(TASK TO COMPLETE)
Please read the records below and return each line holding the string "values".

(TASK INPUT)

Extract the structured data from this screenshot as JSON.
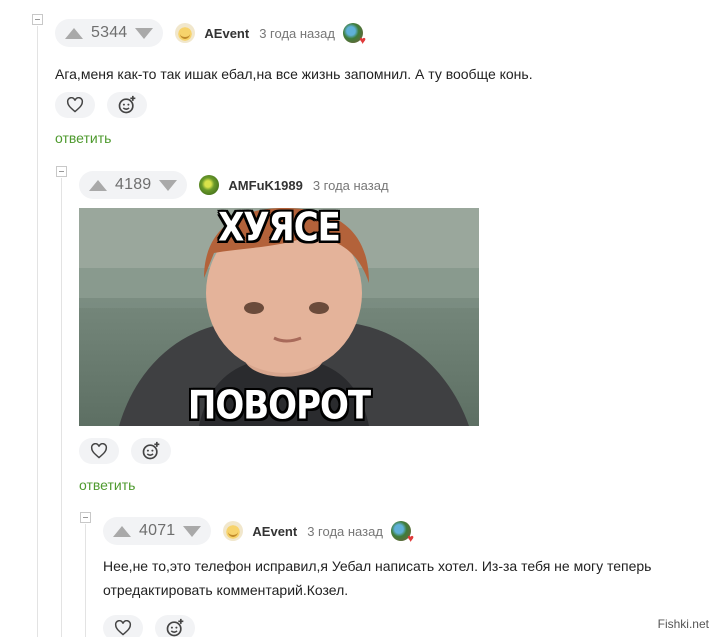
{
  "comments": [
    {
      "rating": "5344",
      "username": "AEvent",
      "time": "3 года назад",
      "text": "Ага,меня как-то так ишак ебал,на все жизнь запомнил. А ту вообще конь.",
      "reply_label": "ответить"
    },
    {
      "rating": "4189",
      "username": "AMFuK1989",
      "time": "3 года назад",
      "image": {
        "top_caption": "ХУЯСЕ",
        "bottom_caption": "ПОВОРОТ"
      },
      "reply_label": "ответить"
    },
    {
      "rating": "4071",
      "username": "AEvent",
      "time": "3 года назад",
      "text": "Нее,не то,это телефон исправил,я Уебал написать хотел. Из-за тебя не могу теперь отредактировать комментарий.Козел."
    }
  ],
  "icons": {
    "upvote": "arrow-up-icon",
    "downvote": "arrow-down-icon",
    "like": "heart-icon",
    "react": "smile-plus-icon",
    "collapse": "minus-box-icon"
  },
  "colors": {
    "reply_link": "#4e9a2e",
    "rating_bg": "#f2f3f5"
  },
  "watermark": "Fishki.net"
}
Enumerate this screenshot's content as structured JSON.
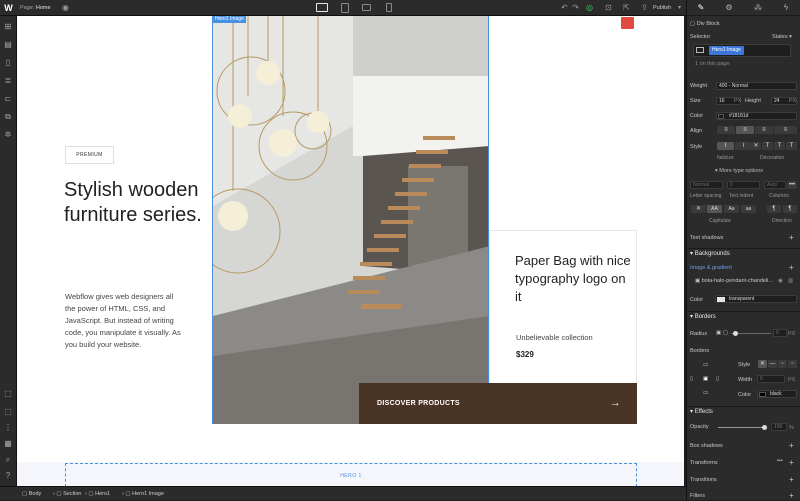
{
  "topbar": {
    "page_label": "Page:",
    "page_name": "Home",
    "publish_label": "Publish"
  },
  "canvas": {
    "premium_label": "PREMIUM",
    "heading": "Stylish wooden furniture series.",
    "body": "Webflow gives web designers all the power of HTML, CSS, and JavaScript. But instead of writing code, you manipulate it visually. As you build your website.",
    "hero_image_tag": "Hero1 Image",
    "card_title": "Paper Bag with nice typography logo on it",
    "card_subtitle": "Unbelievable collection",
    "card_price": "$329",
    "cta_label": "DISCOVER PRODUCTS",
    "cta_arrow": "→",
    "hero1_label": "HERO 1"
  },
  "breadcrumb": [
    "Body",
    "Section",
    "Hero1",
    "Hero1 Image"
  ],
  "panel": {
    "element_type": "Div Block",
    "selector_label": "Selector",
    "states_label": "States",
    "selector_class": "Hero1 Image",
    "on_page": "1 on this page",
    "weight_label": "Weight",
    "weight_value": "400 - Normal",
    "size_label": "Size",
    "size_value": "16",
    "size_unit": "PX",
    "height_label": "Height",
    "height_value": "24",
    "height_unit": "PX",
    "color_label": "Color",
    "color_value": "#18181d",
    "align_label": "Align",
    "style_label": "Style",
    "italicize_label": "Italicize",
    "decoration_label": "Decoration",
    "more_type": "More type options",
    "letter_spacing_value": "Normal",
    "text_indent_value": "0",
    "columns_value": "Auto",
    "letter_spacing_label": "Letter spacing",
    "text_indent_label": "Text indent",
    "columns_label": "Columns",
    "capitalize_label": "Capitalize",
    "direction_label": "Direction",
    "text_shadows_label": "Text shadows",
    "backgrounds_label": "Backgrounds",
    "image_gradient_label": "Image & gradient",
    "bg_file": "bola-halo-pendant-chandeli...",
    "bg_color_label": "Color",
    "bg_color_value": "transparent",
    "borders_label": "Borders",
    "radius_label": "Radius",
    "radius_value": "0",
    "radius_unit": "PX",
    "borders_sub_label": "Borders",
    "border_style_label": "Style",
    "border_width_label": "Width",
    "border_width_value": "0",
    "border_width_unit": "PX",
    "border_color_label": "Color",
    "border_color_value": "black",
    "effects_label": "Effects",
    "opacity_label": "Opacity",
    "opacity_value": "100",
    "opacity_unit": "%",
    "box_shadows_label": "Box shadows",
    "transforms_label": "Transforms",
    "transitions_label": "Transitions",
    "filters_label": "Filters"
  }
}
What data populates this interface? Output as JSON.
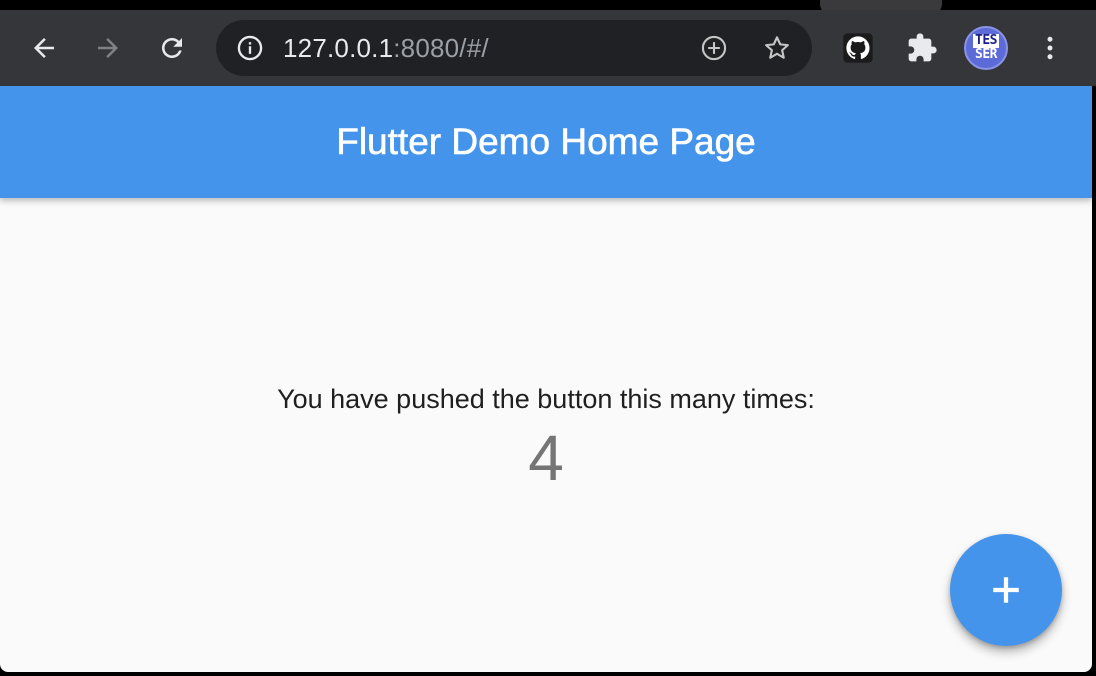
{
  "browser": {
    "url_host": "127.0.0.1",
    "url_rest": ":8080/#/",
    "profile_avatar": {
      "line1": "TES",
      "line2": "SER"
    },
    "icons": {
      "back": "back-arrow-icon",
      "forward": "forward-arrow-icon",
      "reload": "reload-icon",
      "site_info": "info-icon",
      "add": "add-circle-icon",
      "bookmark": "star-icon",
      "github": "github-icon",
      "extensions": "puzzle-icon",
      "menu": "kebab-menu-icon"
    }
  },
  "app": {
    "title": "Flutter Demo Home Page",
    "counter_label": "You have pushed the button this many times:",
    "counter_value": "4",
    "fab_icon": "plus-icon"
  },
  "colors": {
    "primary": "#4494ec",
    "toolbar": "#35363a",
    "omnibox": "#202124",
    "page_bg": "#fafafa"
  }
}
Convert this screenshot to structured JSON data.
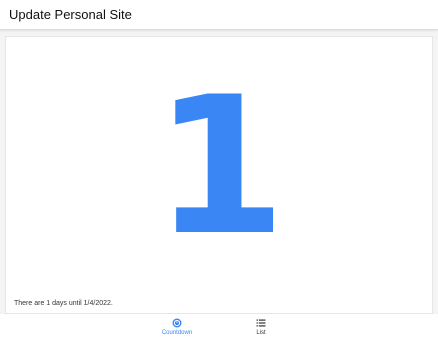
{
  "header": {
    "title": "Update Personal Site"
  },
  "countdown": {
    "value": "1",
    "message": "There are 1 days until 1/4/2022."
  },
  "tabs": [
    {
      "label": "Countdown",
      "icon": "countdown-icon",
      "active": true
    },
    {
      "label": "List",
      "icon": "list-icon",
      "active": false
    }
  ],
  "colors": {
    "accent": "#3b86f5"
  }
}
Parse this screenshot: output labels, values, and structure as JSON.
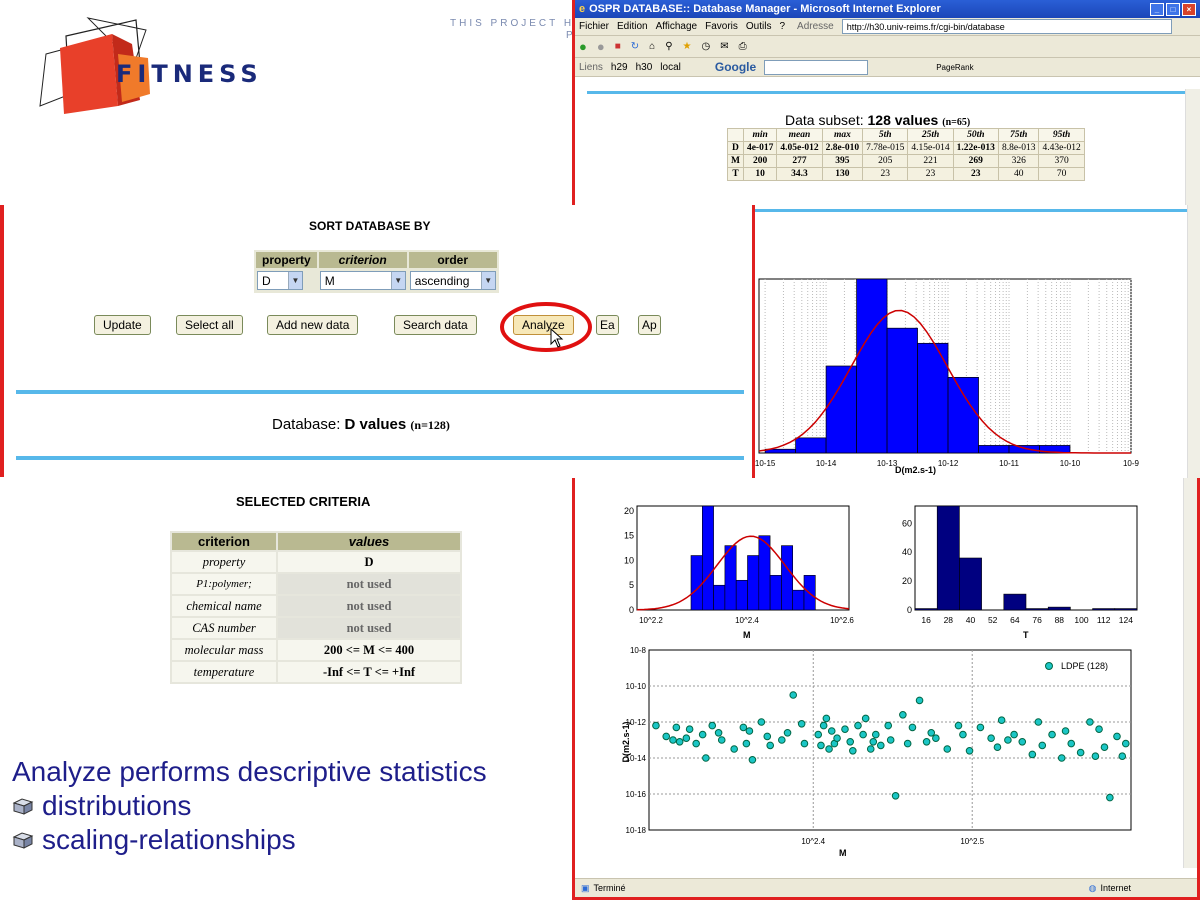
{
  "logo": {
    "text": "FITNESS",
    "brand_color": "#e8452a"
  },
  "banner": {
    "text": "THIS PROJECT HAS",
    "text2": "P"
  },
  "sort": {
    "title": "SORT DATABASE BY",
    "headers": [
      "property",
      "criterion",
      "order"
    ],
    "property_value": "D",
    "criterion_value": "M",
    "order_value": "ascending",
    "buttons": [
      "Update",
      "Select all",
      "Add new data",
      "Search data",
      "Analyze",
      "Ea",
      "Ap"
    ]
  },
  "database": {
    "label": "Database: ",
    "bold": "D values",
    "count": "(n=128)"
  },
  "criteria": {
    "title": "SELECTED CRITERIA",
    "headers": [
      "criterion",
      "values"
    ],
    "rows": [
      [
        "property",
        "D"
      ],
      [
        "P1:polymer;",
        "not used"
      ],
      [
        "chemical name",
        "not used"
      ],
      [
        "CAS number",
        "not used"
      ],
      [
        "molecular mass",
        "200 <= M <=  400"
      ],
      [
        "temperature",
        "-Inf <= T <= +Inf"
      ]
    ]
  },
  "bottom": {
    "heading": "Analyze performs descriptive statistics",
    "bullets": [
      "distributions",
      "scaling-relationships"
    ]
  },
  "browser": {
    "title": "OSPR DATABASE:: Database Manager - Microsoft Internet Explorer",
    "menu": [
      "Fichier",
      "Edition",
      "Affichage",
      "Favoris",
      "Outils",
      "?"
    ],
    "address_label": "Adresse",
    "address": "http://h30.univ-reims.fr/cgi-bin/database",
    "links": [
      "Liens",
      "h29",
      "h30",
      "local"
    ],
    "google": "Google",
    "pagerank": "PageRank",
    "status": "Terminé",
    "zone": "Internet"
  },
  "subset": {
    "label": "Data subset: ",
    "bold": "128 values",
    "count": "(n=65)",
    "headers": [
      "",
      "min",
      "mean",
      "max",
      "5th",
      "25th",
      "50th",
      "75th",
      "95th"
    ],
    "rows": [
      [
        "D",
        "4e-017",
        "4.05e-012",
        "2.8e-010",
        "7.78e-015",
        "4.15e-014",
        "1.22e-013",
        "8.8e-013",
        "4.43e-012"
      ],
      [
        "M",
        "200",
        "277",
        "395",
        "205",
        "221",
        "269",
        "326",
        "370"
      ],
      [
        "T",
        "10",
        "34.3",
        "130",
        "23",
        "23",
        "23",
        "40",
        "70"
      ]
    ]
  },
  "chart_data": [
    {
      "type": "bar",
      "title": "",
      "xlabel": "D(m2.s-1)",
      "xscale": "log",
      "xticks": [
        "10-15",
        "10-14",
        "10-13",
        "10-12",
        "10-11",
        "10-10",
        "10-9"
      ],
      "bin_edges_log10": [
        -15,
        -14.5,
        -14,
        -13.5,
        -13,
        -12.5,
        -12,
        -11.5,
        -11,
        -10.5,
        -10,
        -9.5
      ],
      "values": [
        1,
        4,
        23,
        46,
        33,
        29,
        20,
        2,
        2,
        2,
        0
      ],
      "fit": "normal curve",
      "bar_color": "#0000ff",
      "fit_color": "#cc0000"
    },
    {
      "type": "bar",
      "xlabel": "M",
      "xscale": "log",
      "xticks": [
        "10^2.2",
        "10^2.4",
        "10^2.6"
      ],
      "yticks": [
        0,
        5,
        10,
        15,
        20
      ],
      "ylim": [
        0,
        21
      ],
      "values": [
        11,
        21,
        5,
        13,
        6,
        11,
        15,
        7,
        13,
        4,
        7
      ],
      "fit": "normal curve",
      "bar_color": "#0000ff"
    },
    {
      "type": "bar",
      "xlabel": "T",
      "xticks": [
        16,
        28,
        40,
        52,
        64,
        76,
        88,
        100,
        112,
        124
      ],
      "yticks": [
        0,
        20,
        40,
        60
      ],
      "ylim": [
        0,
        72
      ],
      "values": [
        1,
        72,
        36,
        0,
        11,
        1,
        2,
        0,
        1,
        1
      ],
      "bar_color": "#000080"
    },
    {
      "type": "scatter",
      "xlabel": "M",
      "ylabel": "D(m2.s-1)",
      "xscale": "log",
      "yscale": "log",
      "xticks": [
        "10^2.4",
        "10^2.5"
      ],
      "yticks": [
        "10-8",
        "10-10",
        "10-12",
        "10-14",
        "10-16",
        "10-18"
      ],
      "legend": "LDPE (128)",
      "legend_position": "top-right",
      "marker_color": "#1bc6c6",
      "series": [
        {
          "name": "LDPE (128)",
          "x": [
            200,
            203,
            205,
            206,
            207,
            209,
            210,
            212,
            214,
            215,
            217,
            219,
            220,
            224,
            227,
            228,
            229,
            230,
            233,
            235,
            236,
            240,
            242,
            244,
            247,
            248,
            253,
            254,
            255,
            256,
            257,
            258,
            259,
            260,
            263,
            265,
            266,
            268,
            270,
            271,
            273,
            274,
            275,
            277,
            280,
            281,
            283,
            286,
            288,
            290,
            293,
            296,
            298,
            300,
            305,
            310,
            312,
            315,
            320,
            325,
            328,
            330,
            333,
            336,
            340,
            345,
            348,
            350,
            355,
            360,
            362,
            365,
            370,
            375,
            378,
            380,
            383,
            386,
            390,
            393,
            395
          ],
          "y": [
            -12.2,
            -12.8,
            -13.0,
            -12.3,
            -13.1,
            -12.9,
            -12.4,
            -13.2,
            -12.7,
            -14.0,
            -12.2,
            -12.6,
            -13.0,
            -13.5,
            -12.3,
            -13.2,
            -12.5,
            -14.1,
            -12.0,
            -12.8,
            -13.3,
            -13.0,
            -12.6,
            -10.5,
            -12.1,
            -13.2,
            -12.7,
            -13.3,
            -12.2,
            -11.8,
            -13.5,
            -12.5,
            -13.2,
            -12.9,
            -12.4,
            -13.1,
            -13.6,
            -12.2,
            -12.7,
            -11.8,
            -13.5,
            -13.1,
            -12.7,
            -13.3,
            -12.2,
            -13.0,
            -16.1,
            -11.6,
            -13.2,
            -12.3,
            -10.8,
            -13.1,
            -12.6,
            -12.9,
            -13.5,
            -12.2,
            -12.7,
            -13.6,
            -12.3,
            -12.9,
            -13.4,
            -11.9,
            -13.0,
            -12.7,
            -13.1,
            -13.8,
            -12.0,
            -13.3,
            -12.7,
            -14.0,
            -12.5,
            -13.2,
            -13.7,
            -12.0,
            -13.9,
            -12.4,
            -13.4,
            -16.2,
            -12.8,
            -13.9,
            -13.2
          ]
        }
      ]
    }
  ]
}
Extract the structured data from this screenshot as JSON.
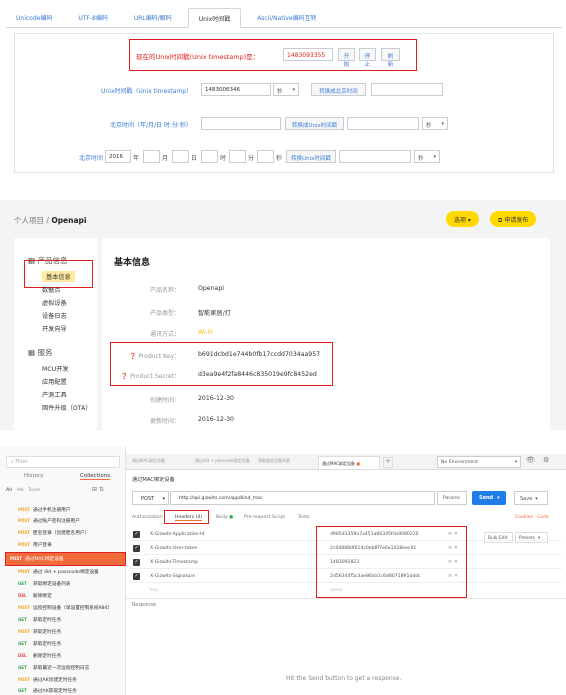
{
  "panel1": {
    "tabs": [
      "Unicode编码",
      "UTF-8编码",
      "URL编码/解码",
      "Unix时间戳",
      "Ascii/Native编码互转"
    ],
    "active_tab": "Unix时间戳",
    "current_label": "现在的Unix时间戳(Unix timestamp)是：",
    "current_value": "1483093355",
    "btn_start": "开始",
    "btn_stop": "停止",
    "btn_refresh": "刷新",
    "row1_label": "Unix时间戳（Unix timestamp）",
    "row1_value": "1483006346",
    "row1_unit": "秒",
    "row1_button": "转换成北京时间",
    "row2_label": "北京时间（年/月/日 时:分:秒）",
    "row2_button": "转换成Unix时间戳",
    "row2_unit": "秒",
    "row3_label": "北京时间",
    "row3_year": "2016",
    "units": [
      "年",
      "月",
      "日",
      "时",
      "分",
      "秒"
    ],
    "row3_button": "转换Unix时间戳",
    "row3_unit": "秒"
  },
  "panel2": {
    "breadcrumb_root": "个人项目",
    "breadcrumb_sep": "/",
    "breadcrumb_current": "Openapi",
    "btn_options": "选项 ▾",
    "btn_publish": "申请发布",
    "side_section1": "产品信息",
    "side_items1": [
      "基本信息",
      "数据点",
      "虚拟设备",
      "设备日志",
      "开发向导"
    ],
    "side_section2": "服务",
    "side_items2": [
      "MCU开发",
      "应用配置",
      "产测工具",
      "固件升级（OTA）"
    ],
    "title": "基本信息",
    "fields": [
      {
        "label": "产品名称：",
        "value": "Openapi"
      },
      {
        "label": "产品类型：",
        "value": "智能家居/灯"
      },
      {
        "label": "通讯方式：",
        "value": "Wi-Fi"
      },
      {
        "label": "Product Key：",
        "value": "b691dcbd1e744b0fb17ccdd7034aa957"
      },
      {
        "label": "Product Secret：",
        "value": "d3ea9e4f2fa8446c835019e9fc8452ed"
      },
      {
        "label": "创建时间：",
        "value": "2016-12-30"
      },
      {
        "label": "更新时间：",
        "value": "2016-12-30"
      }
    ]
  },
  "panel3": {
    "filter_placeholder": "Filter",
    "tab_history": "History",
    "tab_collections": "Collections",
    "filters": [
      "All",
      "Me",
      "Team"
    ],
    "requests": [
      {
        "method": "POST",
        "name": "通过手机注册用户"
      },
      {
        "method": "POST",
        "name": "通过账户密码注册用户"
      },
      {
        "method": "POST",
        "name": "匿名登录（创建匿名用户）"
      },
      {
        "method": "POST",
        "name": "用户登录"
      },
      {
        "method": "POST",
        "name": "通过MAC绑定设备"
      },
      {
        "method": "POST",
        "name": "通过 did + passcode绑定设备"
      },
      {
        "method": "GET",
        "name": "获取绑定设备列表"
      },
      {
        "method": "DEL",
        "name": "解除绑定"
      },
      {
        "method": "POST",
        "name": "远程控制设备（单设置控制系统984）"
      },
      {
        "method": "GET",
        "name": "获取定时任务"
      },
      {
        "method": "POST",
        "name": "获取定时任务"
      },
      {
        "method": "GET",
        "name": "获取定时任务"
      },
      {
        "method": "DEL",
        "name": "删除定时任务"
      },
      {
        "method": "GET",
        "name": "获取最近一次远程控制日志"
      },
      {
        "method": "POST",
        "name": "通过AK创建定时任务"
      },
      {
        "method": "GET",
        "name": "通过AK获取定时任务"
      }
    ],
    "top_tabs": [
      "通过MAC绑定设备",
      "通过did + passcode绑定设备",
      "获取绑定设备列表",
      "通过MAC绑定设备"
    ],
    "env": "No Environment",
    "collection_title": "通过MAC绑定设备",
    "method": "POST",
    "url": "http://api.gizwits.com/app/bind_mac",
    "btn_params": "Params",
    "btn_send": "Send",
    "btn_save": "Save",
    "req_tabs": [
      "Authorization",
      "Headers (4)",
      "Body",
      "Pre-request Script",
      "Tests"
    ],
    "cookies": "Cookies",
    "code": "Code",
    "bulk_edit": "Bulk Edit",
    "presets": "Presets",
    "headers": [
      {
        "key": "X-Gizwits-Application-Id",
        "value": "d985d1359a7a451a80345fcb9080220"
      },
      {
        "key": "X-Gizwits-User-token",
        "value": "2c04888df614c0eb8f7e6a1028eec91"
      },
      {
        "key": "X-Gizwits-Timestamp",
        "value": "1483092823"
      },
      {
        "key": "X-Gizwits-Signature",
        "value": "2d56344f5c3ae86da1c6d8071891d4dc"
      }
    ],
    "key_placeholder": "key",
    "value_placeholder": "value",
    "response_label": "Response",
    "hint": "Hit the Send button to get a response."
  },
  "colors": {
    "red": "#e02020",
    "yellow": "#ffd900",
    "postman_orange": "#f26b3a",
    "send_blue": "#1e7de6"
  }
}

(ANSWER TO THE EXERCISE)
Parse this screenshot: output labels, values, and structure as JSON.
    "bold": "D values",
      "values"
    "bold": "128 values",
      "values": [
      "values": [
      "values": [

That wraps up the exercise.